We’re working to ensure that those who created the building safety crisis pay to fix it and that leaseholders are made safe in their properties as soon as possible.
Leasehold offers a modern dynamic form of tenure, and should remain a choice for residents across the country. We want to make sure future leasehold reform is proportionate and takes this into account.
We are committed to upholding the highest standards among our members and affiliates when it comes to insurance practices, delivering accessibility, transparency and safety for leaseholders.
The built environment has significant ESG challenges to face in the coming decades. Freeholders can play an important role in addressing those – and the RFA is determined to lead best practice in the sector.
Since 2017, the Government has embarked on a series of reforms to the leasehold sector, starting with a policy paper setting out plans to “improve consumer choice and fairness” in the sector.
Beginning with the Leasehold Reform (Ground Rent) Act 2022, the Government has now begun a series of legislative changes around leasehold that will in fact reduce consumer choice.
The Leasehold Reform (Ground Rent) Act 2022 banned ground rents being charged to leaseholders on regulated new leases – effectively excluding professional freeholders from owning and managing newly built apartment blocks.

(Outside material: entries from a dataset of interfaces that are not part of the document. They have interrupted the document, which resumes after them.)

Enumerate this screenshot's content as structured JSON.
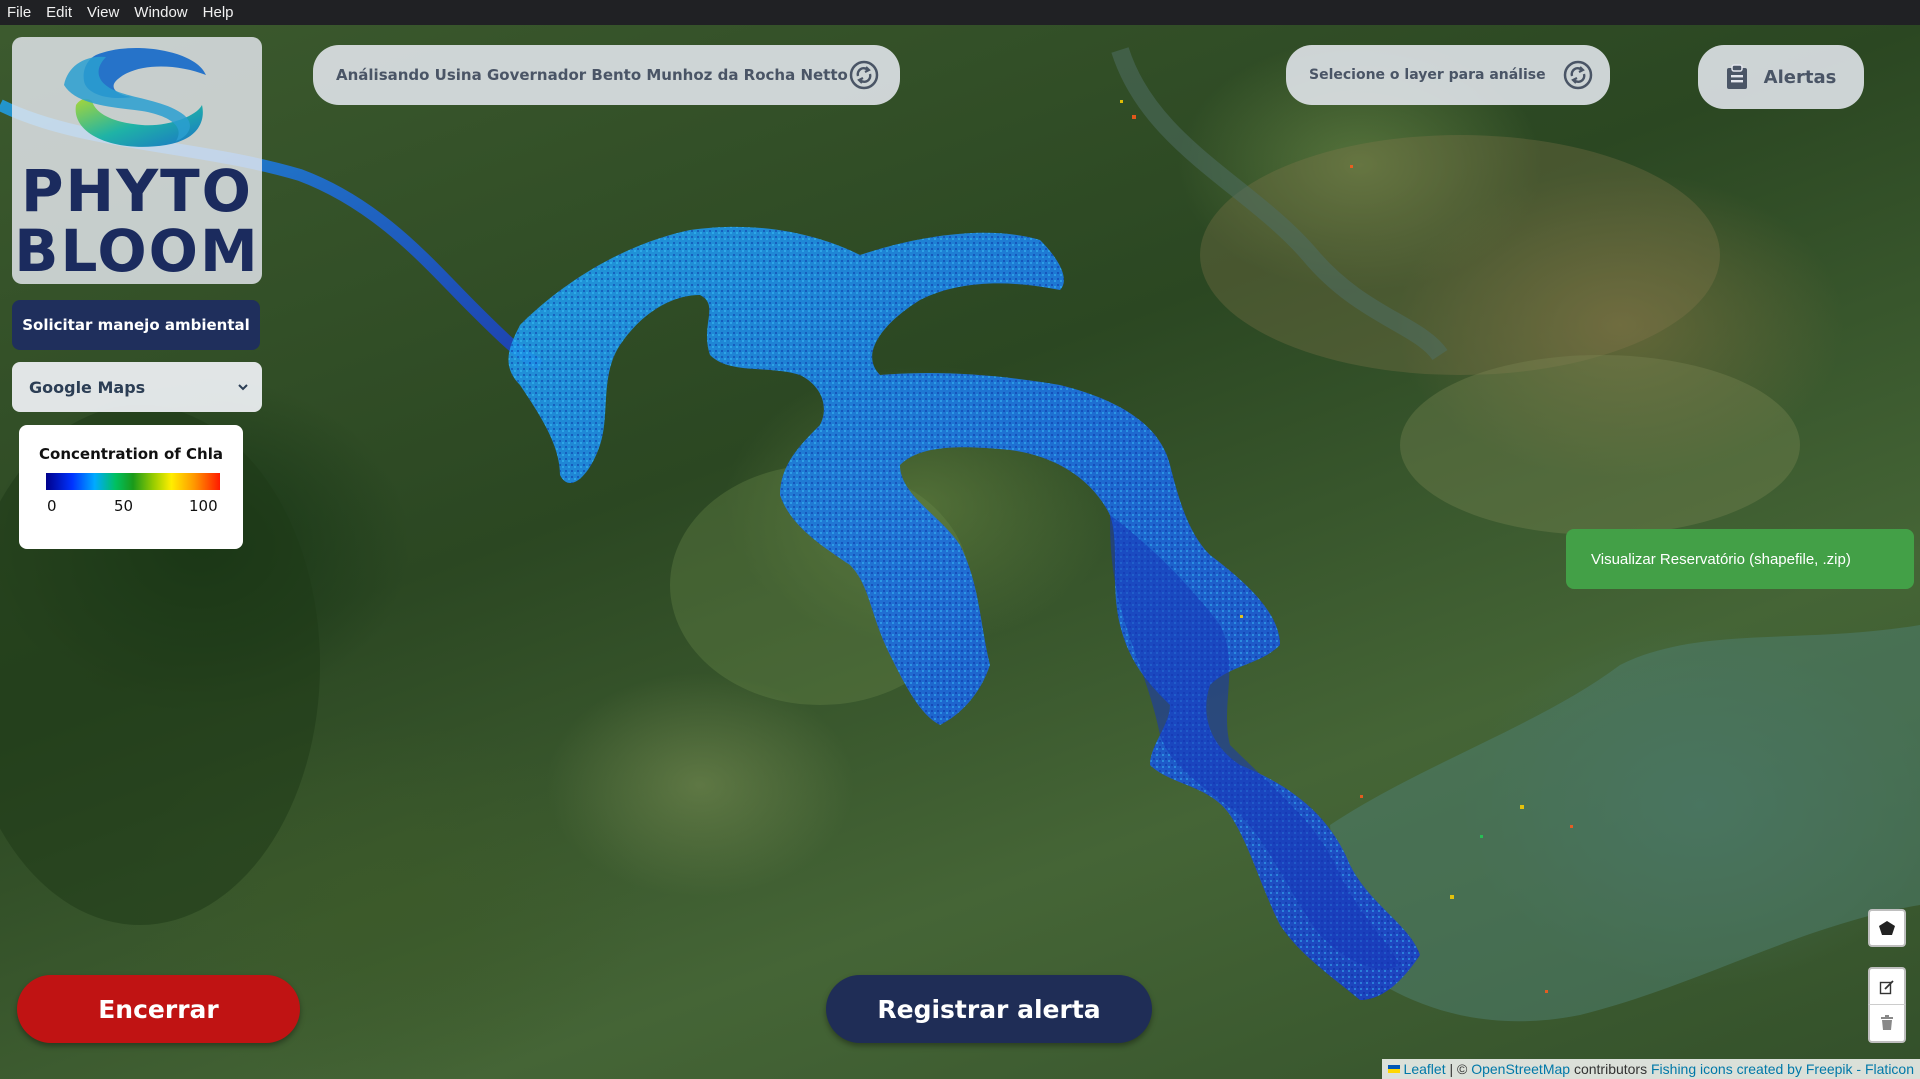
{
  "menu": [
    "File",
    "Edit",
    "View",
    "Window",
    "Help"
  ],
  "logo": {
    "line1": "PHYTO",
    "line2": "BLOOM"
  },
  "sidebar": {
    "manejo_label": "Solicitar manejo ambiental",
    "basemap_selected": "Google Maps"
  },
  "legend": {
    "title": "Concentration of Chla",
    "ticks": [
      "0",
      "50",
      "100"
    ],
    "colors": [
      "#00008b",
      "#0033ff",
      "#00aaff",
      "#1a9a1a",
      "#9acd00",
      "#ffee00",
      "#ff9900",
      "#ff1a00"
    ]
  },
  "header": {
    "analysis_label": "Análisando Usina Governador Bento Munhoz da Rocha Netto",
    "layer_label": "Selecione o layer para análise",
    "alerts_label": "Alertas"
  },
  "shapefile_label": "Visualizar Reservatório (shapefile, .zip)",
  "actions": {
    "encerrar": "Encerrar",
    "registrar": "Registrar alerta"
  },
  "attribution": {
    "leaflet": "Leaflet",
    "sep": "| ©",
    "osm": "OpenStreetMap",
    "contributors": "contributors",
    "icons": "Fishing icons created by Freepik - Flaticon"
  },
  "colors": {
    "brand_navy": "#1f2d56",
    "danger": "#c01313",
    "success": "#43a047",
    "water_chla_low": "#1a4fd6",
    "water_chla_mid": "#1fa0e8"
  },
  "icons": [
    "cycle-icon",
    "clipboard-icon",
    "chevron-down-icon",
    "polygon-icon",
    "edit-icon",
    "trash-icon"
  ]
}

This will create a future of ‘zombie-owned’ buildings, with in many cases no one wanting to take on the obligations of owning the building.

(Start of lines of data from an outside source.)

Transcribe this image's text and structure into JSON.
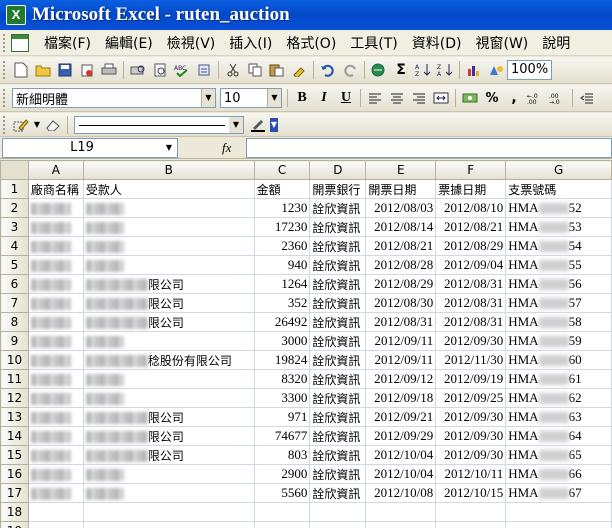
{
  "window": {
    "title": "Microsoft Excel - ruten_auction",
    "app_icon_letter": "X"
  },
  "menu": {
    "items": [
      "檔案(F)",
      "編輯(E)",
      "檢視(V)",
      "插入(I)",
      "格式(O)",
      "工具(T)",
      "資料(D)",
      "視窗(W)",
      "說明"
    ]
  },
  "toolbar": {
    "zoom": "100%",
    "font_name": "新細明體",
    "font_size": "10",
    "bold": "B",
    "italic": "I",
    "underline": "U",
    "percent": "%",
    "comma": ",",
    "sum": "Σ"
  },
  "formula_bar": {
    "name_box": "L19",
    "fx_label": "fx",
    "formula": ""
  },
  "sheet": {
    "columns": [
      "A",
      "B",
      "C",
      "D",
      "E",
      "F",
      "G"
    ],
    "header_row": [
      "廠商名稱",
      "受款人",
      "金額",
      "開票銀行",
      "開票日期",
      "票據日期",
      "支票號碼"
    ],
    "rows": [
      {
        "row": "2",
        "b_suffix": "",
        "amount": "1230",
        "bank": "詮欣資訊",
        "issue": "2012/08/03",
        "due": "2012/08/10",
        "chk_pre": "HMA",
        "chk_suf": "52"
      },
      {
        "row": "3",
        "b_suffix": "",
        "amount": "17230",
        "bank": "詮欣資訊",
        "issue": "2012/08/14",
        "due": "2012/08/21",
        "chk_pre": "HMA",
        "chk_suf": "53"
      },
      {
        "row": "4",
        "b_suffix": "",
        "amount": "2360",
        "bank": "詮欣資訊",
        "issue": "2012/08/21",
        "due": "2012/08/29",
        "chk_pre": "HMA",
        "chk_suf": "54"
      },
      {
        "row": "5",
        "b_suffix": "",
        "amount": "940",
        "bank": "詮欣資訊",
        "issue": "2012/08/28",
        "due": "2012/09/04",
        "chk_pre": "HMA",
        "chk_suf": "55"
      },
      {
        "row": "6",
        "b_suffix": "限公司",
        "amount": "1264",
        "bank": "詮欣資訊",
        "issue": "2012/08/29",
        "due": "2012/08/31",
        "chk_pre": "HMA",
        "chk_suf": "56"
      },
      {
        "row": "7",
        "b_suffix": "限公司",
        "amount": "352",
        "bank": "詮欣資訊",
        "issue": "2012/08/30",
        "due": "2012/08/31",
        "chk_pre": "HMA",
        "chk_suf": "57"
      },
      {
        "row": "8",
        "b_suffix": "限公司",
        "amount": "26492",
        "bank": "詮欣資訊",
        "issue": "2012/08/31",
        "due": "2012/08/31",
        "chk_pre": "HMA",
        "chk_suf": "58"
      },
      {
        "row": "9",
        "b_suffix": "",
        "amount": "3000",
        "bank": "詮欣資訊",
        "issue": "2012/09/11",
        "due": "2012/09/30",
        "chk_pre": "HMA",
        "chk_suf": "59"
      },
      {
        "row": "10",
        "b_suffix": "稔股份有限公司",
        "amount": "19824",
        "bank": "詮欣資訊",
        "issue": "2012/09/11",
        "due": "2012/11/30",
        "chk_pre": "HMA",
        "chk_suf": "60"
      },
      {
        "row": "11",
        "b_suffix": "",
        "amount": "8320",
        "bank": "詮欣資訊",
        "issue": "2012/09/12",
        "due": "2012/09/19",
        "chk_pre": "HMA",
        "chk_suf": "61"
      },
      {
        "row": "12",
        "b_suffix": "",
        "amount": "3300",
        "bank": "詮欣資訊",
        "issue": "2012/09/18",
        "due": "2012/09/25",
        "chk_pre": "HMA",
        "chk_suf": "62"
      },
      {
        "row": "13",
        "b_suffix": "限公司",
        "amount": "971",
        "bank": "詮欣資訊",
        "issue": "2012/09/21",
        "due": "2012/09/30",
        "chk_pre": "HMA",
        "chk_suf": "63"
      },
      {
        "row": "14",
        "b_suffix": "限公司",
        "amount": "74677",
        "bank": "詮欣資訊",
        "issue": "2012/09/29",
        "due": "2012/09/30",
        "chk_pre": "HMA",
        "chk_suf": "64"
      },
      {
        "row": "15",
        "b_suffix": "限公司",
        "amount": "803",
        "bank": "詮欣資訊",
        "issue": "2012/10/04",
        "due": "2012/09/30",
        "chk_pre": "HMA",
        "chk_suf": "65"
      },
      {
        "row": "16",
        "b_suffix": "",
        "amount": "2900",
        "bank": "詮欣資訊",
        "issue": "2012/10/04",
        "due": "2012/10/11",
        "chk_pre": "HMA",
        "chk_suf": "66"
      },
      {
        "row": "17",
        "b_suffix": "",
        "amount": "5560",
        "bank": "詮欣資訊",
        "issue": "2012/10/08",
        "due": "2012/10/15",
        "chk_pre": "HMA",
        "chk_suf": "67"
      }
    ],
    "empty_rows": [
      "18",
      "19"
    ],
    "first_row_label": "1"
  }
}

Further legislation is planned to encourage greater transition of properties to commonhold through enfranchisement reforms. The RFA is clear that further reforms must not undermine investment in the sector or come at the expense of effective building management.

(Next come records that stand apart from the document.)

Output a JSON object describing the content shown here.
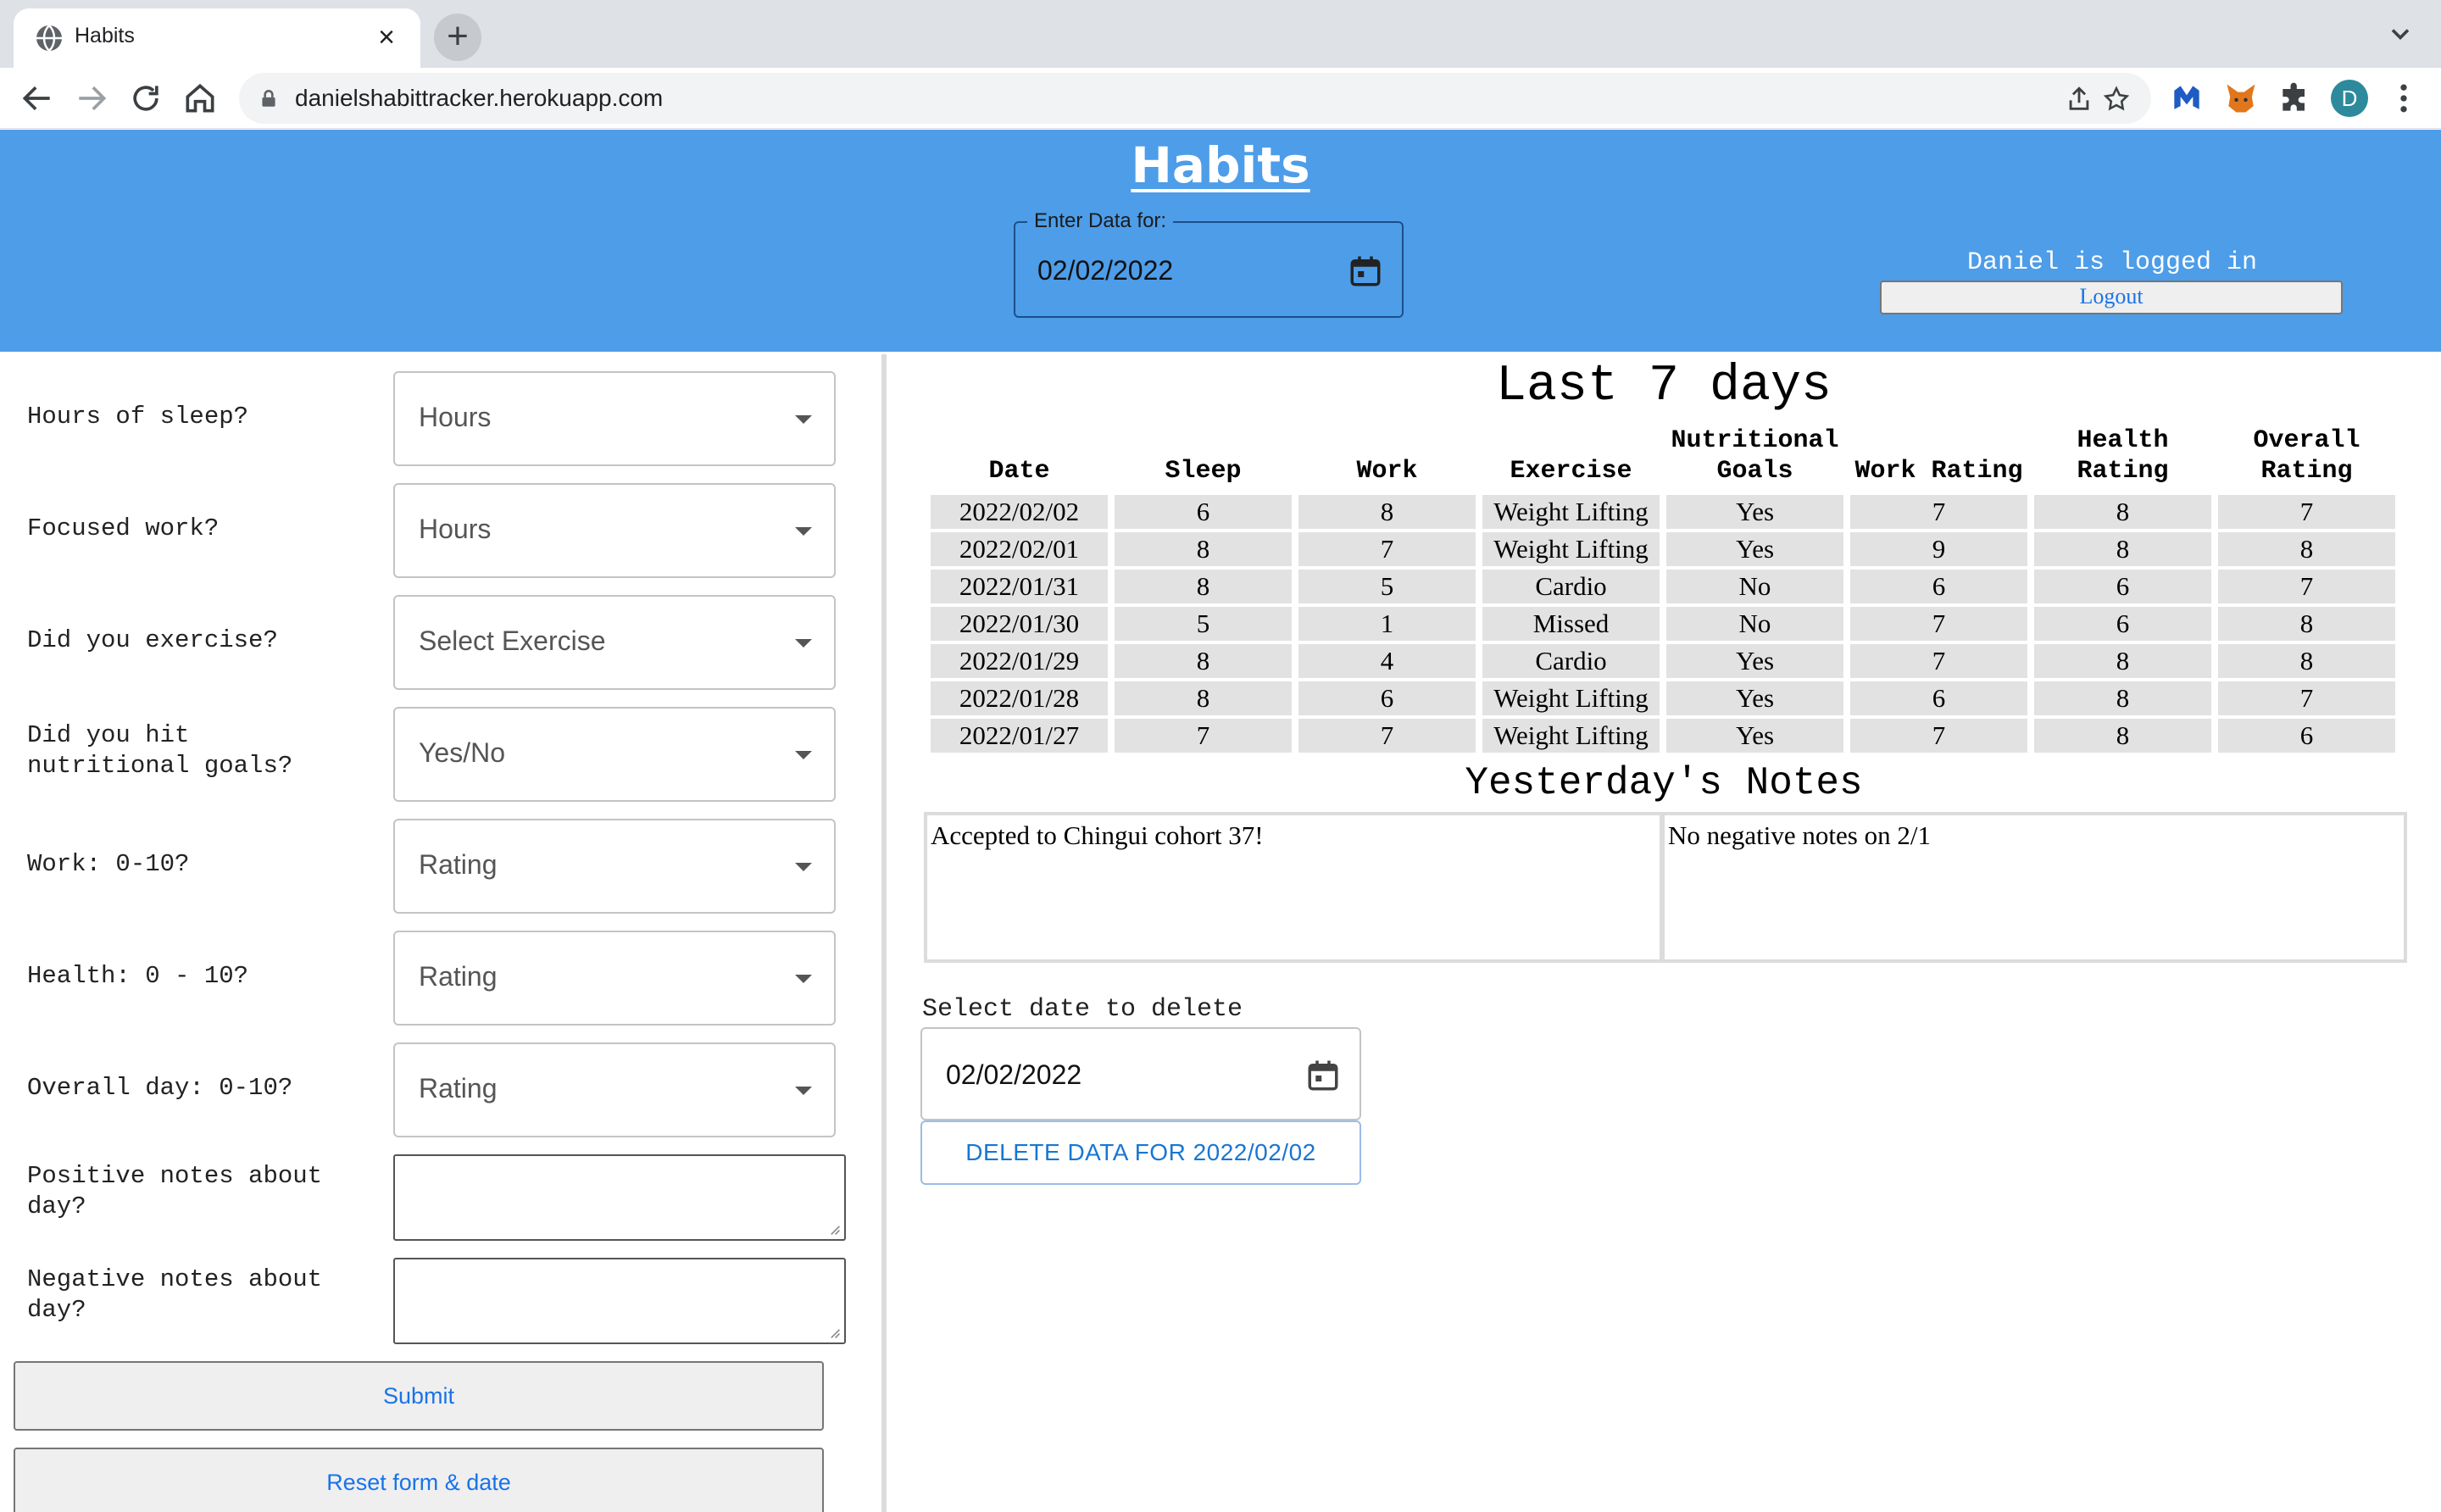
{
  "browser": {
    "tab_title": "Habits",
    "url": "danielshabittracker.herokuapp.com",
    "profile_initial": "D",
    "new_tab_symbol": "+",
    "close_symbol": "×"
  },
  "header": {
    "title": "Habits",
    "date_legend": "Enter Data for:",
    "date_value": "02/02/2022",
    "logged_in_text": "Daniel is logged in",
    "logout_label": "Logout"
  },
  "form": {
    "fields": [
      {
        "label": "Hours of sleep?",
        "value": "Hours"
      },
      {
        "label": "Focused work?",
        "value": "Hours"
      },
      {
        "label": "Did you exercise?",
        "value": "Select Exercise"
      },
      {
        "label": "Did you hit nutritional goals?",
        "value": "Yes/No"
      },
      {
        "label": "Work: 0-10?",
        "value": "Rating"
      },
      {
        "label": "Health: 0 - 10?",
        "value": "Rating"
      },
      {
        "label": "Overall day: 0-10?",
        "value": "Rating"
      }
    ],
    "positive_notes_label": "Positive notes about day?",
    "negative_notes_label": "Negative notes about day?",
    "submit_label": "Submit",
    "reset_label": "Reset form & date"
  },
  "history": {
    "title": "Last 7 days",
    "columns": [
      "Date",
      "Sleep",
      "Work",
      "Exercise",
      "Nutritional Goals",
      "Work Rating",
      "Health Rating",
      "Overall Rating"
    ],
    "rows": [
      [
        "2022/02/02",
        "6",
        "8",
        "Weight Lifting",
        "Yes",
        "7",
        "8",
        "7"
      ],
      [
        "2022/02/01",
        "8",
        "7",
        "Weight Lifting",
        "Yes",
        "9",
        "8",
        "8"
      ],
      [
        "2022/01/31",
        "8",
        "5",
        "Cardio",
        "No",
        "6",
        "6",
        "7"
      ],
      [
        "2022/01/30",
        "5",
        "1",
        "Missed",
        "No",
        "7",
        "6",
        "8"
      ],
      [
        "2022/01/29",
        "8",
        "4",
        "Cardio",
        "Yes",
        "7",
        "8",
        "8"
      ],
      [
        "2022/01/28",
        "8",
        "6",
        "Weight Lifting",
        "Yes",
        "6",
        "8",
        "7"
      ],
      [
        "2022/01/27",
        "7",
        "7",
        "Weight Lifting",
        "Yes",
        "7",
        "8",
        "6"
      ]
    ]
  },
  "notes": {
    "title": "Yesterday's Notes",
    "positive": "Accepted to Chingui cohort 37!",
    "negative": "No negative notes on 2/1"
  },
  "delete": {
    "label": "Select date to delete",
    "date_value": "02/02/2022",
    "button_label": "DELETE DATA FOR 2022/02/02"
  },
  "colors": {
    "header_bg": "#4d9de9",
    "link_blue": "#1a73e8",
    "cell_bg": "#e2e2e2"
  }
}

Research from Savanta in 2020 outlined how “leaseholders are reluctant to accept the Accountable Person role” associated with a commonhold system “due to concerns around competence, legal exposure and the time commitment required”.
The RFA is therefore campaigning to ensure future leasehold reform takes into account the vital role of the professional freeholder, while calling for more effective regulation to be introduced that ensures professional freeholders maintain high standards within their duties.
The RFA is committed to playing its part in resolving the building safety crisis, and stands ready to support the Government on this.
However, the Government’s Building Safety Act is incompatible with other existing initiatives, slowing down progress.
In addition to this, groups which played no part in the crisis – such as professional freeholders and leaseholders – are being asked to pay for repairs if developers cannot.
Those in the industry who played a role in creating the crisis should be expected to pay for remediation costs.
A central pillar of the RFA’s work will be to work with a wide range of stakeholders on pushing for necessary changes to the Government’s building safety policy.
In practice, that means scrutinising the Developer Pledge and the developer contract associated with it to make certain it is fit for purpose and ensures developers undertake repairs to safety issues they caused, in turn ensuring there are no further delays to remediation works. It also means ensuring the Government to re-work the Grant Funding Agreement so it is no longer incompatible with the Building Safety Act.